Within each church structure comes definitions (and perceptions) on what it is to be a member of a church. What are the entrance requirements, and what are the benefits?

One pastor told me the benefit was that a non-member couldn’t work in the nursery, or go on a mission trip, or serve on a committee. To my mind, that seemed good reasons for NOT becoming a member. If I simply attend on a regular basis, but never join, I get all the benefits of the church without the responsibilities.

What are the benefits to the member? In one sense, it’s an insurance policy. I would expect the pastoral staff or deacon to visit me in the hospital. If my house burns down, the church would help me find a place to stay for a night or two until I figure out what to do next, and would provide food and perhaps some personal effects (clothing, toiletries, etc.). I would expect the church to host my funeral, or marry my child. If I have to pay extra, what then is the benefit of membership?

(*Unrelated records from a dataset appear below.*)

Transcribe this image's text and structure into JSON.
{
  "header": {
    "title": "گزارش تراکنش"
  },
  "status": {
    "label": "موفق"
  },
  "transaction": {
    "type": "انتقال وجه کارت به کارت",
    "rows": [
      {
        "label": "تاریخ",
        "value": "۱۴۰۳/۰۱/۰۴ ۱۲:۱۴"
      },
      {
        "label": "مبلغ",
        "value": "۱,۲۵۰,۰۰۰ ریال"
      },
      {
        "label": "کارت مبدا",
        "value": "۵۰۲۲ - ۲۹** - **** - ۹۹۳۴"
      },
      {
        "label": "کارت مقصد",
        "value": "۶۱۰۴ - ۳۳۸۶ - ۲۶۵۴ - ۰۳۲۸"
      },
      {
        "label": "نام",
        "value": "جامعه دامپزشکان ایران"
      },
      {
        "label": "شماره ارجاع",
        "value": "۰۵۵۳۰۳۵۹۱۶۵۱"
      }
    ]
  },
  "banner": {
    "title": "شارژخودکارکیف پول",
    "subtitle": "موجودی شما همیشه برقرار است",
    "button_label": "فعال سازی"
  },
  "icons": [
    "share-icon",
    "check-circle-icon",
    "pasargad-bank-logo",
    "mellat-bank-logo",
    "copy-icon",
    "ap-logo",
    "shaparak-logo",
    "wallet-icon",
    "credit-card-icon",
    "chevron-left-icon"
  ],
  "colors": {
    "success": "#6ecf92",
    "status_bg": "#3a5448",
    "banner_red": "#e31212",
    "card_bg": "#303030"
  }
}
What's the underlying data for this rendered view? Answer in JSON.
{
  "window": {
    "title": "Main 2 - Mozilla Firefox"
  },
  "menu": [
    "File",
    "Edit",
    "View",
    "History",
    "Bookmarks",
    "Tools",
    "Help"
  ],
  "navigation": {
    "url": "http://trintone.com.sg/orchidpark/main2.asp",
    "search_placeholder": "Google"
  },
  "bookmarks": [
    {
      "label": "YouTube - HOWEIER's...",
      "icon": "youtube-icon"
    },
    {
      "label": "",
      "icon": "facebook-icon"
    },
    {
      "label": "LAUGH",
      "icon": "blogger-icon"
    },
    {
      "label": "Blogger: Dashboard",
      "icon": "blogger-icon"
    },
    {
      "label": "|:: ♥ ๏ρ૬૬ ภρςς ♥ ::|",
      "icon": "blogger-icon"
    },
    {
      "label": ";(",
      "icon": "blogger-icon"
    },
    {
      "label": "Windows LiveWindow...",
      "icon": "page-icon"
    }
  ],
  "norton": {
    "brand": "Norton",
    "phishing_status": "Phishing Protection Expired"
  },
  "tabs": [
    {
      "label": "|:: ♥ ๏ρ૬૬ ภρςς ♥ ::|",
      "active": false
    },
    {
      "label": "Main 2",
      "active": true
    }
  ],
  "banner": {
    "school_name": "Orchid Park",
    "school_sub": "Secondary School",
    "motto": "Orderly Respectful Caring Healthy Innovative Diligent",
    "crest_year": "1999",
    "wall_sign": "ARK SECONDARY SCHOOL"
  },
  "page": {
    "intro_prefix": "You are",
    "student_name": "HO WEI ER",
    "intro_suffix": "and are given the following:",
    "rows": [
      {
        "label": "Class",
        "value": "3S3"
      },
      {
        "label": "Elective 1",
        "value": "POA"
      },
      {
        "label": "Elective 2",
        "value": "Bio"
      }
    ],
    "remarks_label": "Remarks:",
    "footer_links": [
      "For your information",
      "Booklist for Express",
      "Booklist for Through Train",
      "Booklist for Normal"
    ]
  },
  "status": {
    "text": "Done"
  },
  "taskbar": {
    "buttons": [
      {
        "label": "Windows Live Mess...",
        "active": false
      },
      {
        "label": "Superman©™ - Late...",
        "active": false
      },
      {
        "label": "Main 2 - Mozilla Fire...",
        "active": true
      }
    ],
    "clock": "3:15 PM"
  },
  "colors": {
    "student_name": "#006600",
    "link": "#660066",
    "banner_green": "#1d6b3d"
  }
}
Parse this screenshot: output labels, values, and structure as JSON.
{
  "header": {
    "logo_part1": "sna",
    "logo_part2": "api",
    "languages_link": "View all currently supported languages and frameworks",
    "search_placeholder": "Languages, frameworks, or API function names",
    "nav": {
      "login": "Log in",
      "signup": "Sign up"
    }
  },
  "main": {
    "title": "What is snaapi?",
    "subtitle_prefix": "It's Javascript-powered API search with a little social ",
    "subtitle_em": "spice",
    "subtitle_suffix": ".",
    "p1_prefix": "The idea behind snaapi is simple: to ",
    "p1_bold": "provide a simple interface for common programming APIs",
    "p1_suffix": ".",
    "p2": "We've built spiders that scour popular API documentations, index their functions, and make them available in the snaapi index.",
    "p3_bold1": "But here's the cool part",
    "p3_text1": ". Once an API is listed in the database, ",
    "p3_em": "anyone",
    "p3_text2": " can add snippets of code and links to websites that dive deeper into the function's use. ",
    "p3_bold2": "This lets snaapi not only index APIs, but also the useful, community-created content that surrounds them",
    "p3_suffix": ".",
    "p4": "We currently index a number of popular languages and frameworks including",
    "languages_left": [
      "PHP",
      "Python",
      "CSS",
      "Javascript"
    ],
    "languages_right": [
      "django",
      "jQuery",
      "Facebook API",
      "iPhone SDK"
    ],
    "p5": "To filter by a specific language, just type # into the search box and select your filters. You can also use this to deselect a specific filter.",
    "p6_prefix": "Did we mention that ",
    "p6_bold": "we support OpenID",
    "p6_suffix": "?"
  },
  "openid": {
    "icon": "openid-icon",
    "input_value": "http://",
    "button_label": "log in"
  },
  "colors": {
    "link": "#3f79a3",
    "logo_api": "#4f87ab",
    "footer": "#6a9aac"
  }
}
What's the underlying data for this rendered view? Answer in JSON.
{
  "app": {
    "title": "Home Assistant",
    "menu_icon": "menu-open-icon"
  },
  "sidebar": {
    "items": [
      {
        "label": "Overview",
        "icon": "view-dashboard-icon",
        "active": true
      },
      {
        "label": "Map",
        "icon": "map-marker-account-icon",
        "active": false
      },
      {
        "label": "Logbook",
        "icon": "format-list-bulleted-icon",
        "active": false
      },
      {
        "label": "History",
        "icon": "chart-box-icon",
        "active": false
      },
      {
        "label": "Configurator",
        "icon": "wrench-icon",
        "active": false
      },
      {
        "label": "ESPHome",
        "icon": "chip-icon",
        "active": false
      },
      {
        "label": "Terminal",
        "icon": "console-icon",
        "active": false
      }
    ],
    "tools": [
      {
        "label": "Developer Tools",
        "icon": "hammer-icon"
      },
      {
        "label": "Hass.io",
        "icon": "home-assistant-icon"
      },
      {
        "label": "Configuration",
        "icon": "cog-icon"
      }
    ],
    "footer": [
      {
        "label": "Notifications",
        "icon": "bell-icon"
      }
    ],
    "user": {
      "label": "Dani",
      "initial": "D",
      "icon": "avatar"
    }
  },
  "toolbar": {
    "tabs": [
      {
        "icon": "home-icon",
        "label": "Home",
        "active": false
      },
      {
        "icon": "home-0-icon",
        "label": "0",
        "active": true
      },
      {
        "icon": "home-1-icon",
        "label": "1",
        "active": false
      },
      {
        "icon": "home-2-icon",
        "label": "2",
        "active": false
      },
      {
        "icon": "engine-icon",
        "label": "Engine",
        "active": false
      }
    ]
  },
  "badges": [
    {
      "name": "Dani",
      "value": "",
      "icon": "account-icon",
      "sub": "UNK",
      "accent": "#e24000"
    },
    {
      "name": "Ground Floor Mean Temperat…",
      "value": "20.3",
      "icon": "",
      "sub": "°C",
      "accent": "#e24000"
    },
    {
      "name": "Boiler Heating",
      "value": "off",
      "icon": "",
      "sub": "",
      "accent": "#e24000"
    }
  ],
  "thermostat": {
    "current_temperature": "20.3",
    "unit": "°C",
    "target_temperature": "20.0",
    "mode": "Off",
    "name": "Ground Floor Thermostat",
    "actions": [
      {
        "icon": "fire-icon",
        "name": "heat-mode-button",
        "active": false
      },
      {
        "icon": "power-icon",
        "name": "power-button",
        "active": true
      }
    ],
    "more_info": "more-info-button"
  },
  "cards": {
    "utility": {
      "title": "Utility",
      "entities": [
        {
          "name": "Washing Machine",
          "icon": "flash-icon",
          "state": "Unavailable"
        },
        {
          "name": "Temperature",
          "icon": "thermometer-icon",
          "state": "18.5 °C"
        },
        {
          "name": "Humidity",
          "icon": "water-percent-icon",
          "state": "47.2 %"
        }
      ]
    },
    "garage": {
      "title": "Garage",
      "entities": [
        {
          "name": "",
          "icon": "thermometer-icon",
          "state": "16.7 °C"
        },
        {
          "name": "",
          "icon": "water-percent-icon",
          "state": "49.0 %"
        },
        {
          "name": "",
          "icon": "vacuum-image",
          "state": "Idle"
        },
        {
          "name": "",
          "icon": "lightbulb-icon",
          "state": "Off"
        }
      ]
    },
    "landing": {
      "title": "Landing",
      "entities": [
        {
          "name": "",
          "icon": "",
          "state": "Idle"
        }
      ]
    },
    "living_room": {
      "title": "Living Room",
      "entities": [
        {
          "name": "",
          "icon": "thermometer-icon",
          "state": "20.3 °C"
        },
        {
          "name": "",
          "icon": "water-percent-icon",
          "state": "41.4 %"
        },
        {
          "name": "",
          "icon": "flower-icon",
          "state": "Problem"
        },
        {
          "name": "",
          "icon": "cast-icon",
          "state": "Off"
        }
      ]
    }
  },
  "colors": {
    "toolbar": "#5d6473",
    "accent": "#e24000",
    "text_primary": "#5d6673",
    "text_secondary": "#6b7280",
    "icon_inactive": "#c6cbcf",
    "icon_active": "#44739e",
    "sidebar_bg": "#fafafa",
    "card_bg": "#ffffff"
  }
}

More important, if the church does this for non-members, especially those outside the congregation, then where is the motivation for membership? It’s pretty clear that the person who has no association with our church deserves our sympathy, and perhaps limited charity, but not the outpouring of concern due a member. Unfortunately, we must consider two more common scenarios.

Suppose a person attended regularly, paid the tithe, and participated in the outreach and fellowship activities of the church, but never formalized the relationship by membership? Does that person have the same privileges? I would say this is more akin to a boyfriend / girlfriend that live together, perhaps sleep together, even have children together, but do not marry. She may quit her job to care for his house, his kids, even his parents. He may sacrifice his personal freedom to care for her, give up the bulk of his income to maintain their life together, but not formalize the relationship. At his sudden and untimely death, his heirs are his children. She may retain guardianship over their care, but as minors, unless there is a will designating her as heir, she has no access to their money. If there are no children, the money could go to a distant uncle, or even to the state treasury, as befits assets forfeited at death. She would be forced out of her own home, perhaps unable to purchase it back from the state. She looked like a spouse, but was not, and had no rights as a spouse.

Suppose on the other hand a person was on the membership rolls, but never attended. This is not the infirm person who is physically unable to attend, or the criminal serving a sentence away from the routines of life. This is the person who chooses to retain their insurance policy at the church that will bury them for free while they worship at the lake or the mountains or the racetrack each week. I have bank accounts like this: $1,000 death benefit to all who maintain credit union membership, so I keep alive three different accounts with barely $100 in each, costing me nothing but providing at my death $3,300 to my heirs.

Church membership tells all who ask that you value.